Citation: Owen JL and Mohamadzadeh M (2013) Macrophages and chemokines as mediators of angiogenesis. Front. Physiol. 4:159. doi: 10.3389/fphys.2013.00159

Received: 30 April 2013; Paper pending published: 23 May 2013;
Accepted: 11 June 2013; Published online: 05 July 2013.

Edited by:

Vijaya Iragavarapu-Charyulu, Florida Atlantic University, USA

Reviewed by:

Uthayashanker Ezekiel, Saint Louis University, USA
Raffaella Bonecchi, Università degli Studi di Milano, Italy

Copyright © 2013 Owen and Mohamadzadeh.

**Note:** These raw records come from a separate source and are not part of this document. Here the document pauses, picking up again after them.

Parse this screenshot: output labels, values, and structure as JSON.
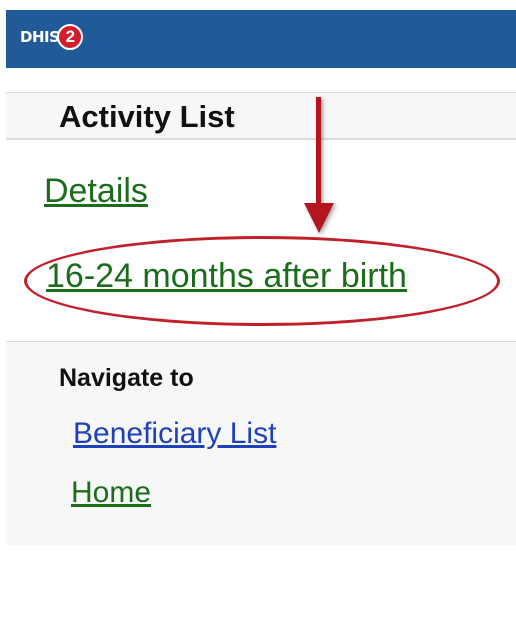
{
  "header": {
    "logo_text": "DHIS",
    "logo_badge": "2",
    "colors": {
      "bar": "#215a99",
      "badge": "#d21e2b"
    }
  },
  "activity_list": {
    "title": "Activity List",
    "items": [
      {
        "label": "Details"
      },
      {
        "label": "16-24 months after birth"
      }
    ]
  },
  "annotation": {
    "arrow_color": "#b3161f",
    "highlight_color": "#c0202a"
  },
  "navigate": {
    "heading": "Navigate to",
    "links": [
      {
        "label": "Beneficiary List"
      },
      {
        "label": "Home"
      }
    ]
  }
}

This is an open-access article distributed under the terms of the Creative Commons Attribution License, which permits use, distribution and reproduction in other forums, provided the original authors and source are credited and subject to any copyright notices concerning any third-party graphics etc.

*Correspondence: Jennifer L. Owen, Department of Infectious Diseases and Pathology, Division of Gastroenterology, Hepatology and Nutrition, Department of Medicine, University of Florida, 2015 SW 16th Avenue, Gainesville, FL 32608, USA e-mail: jlowen@ufl.edu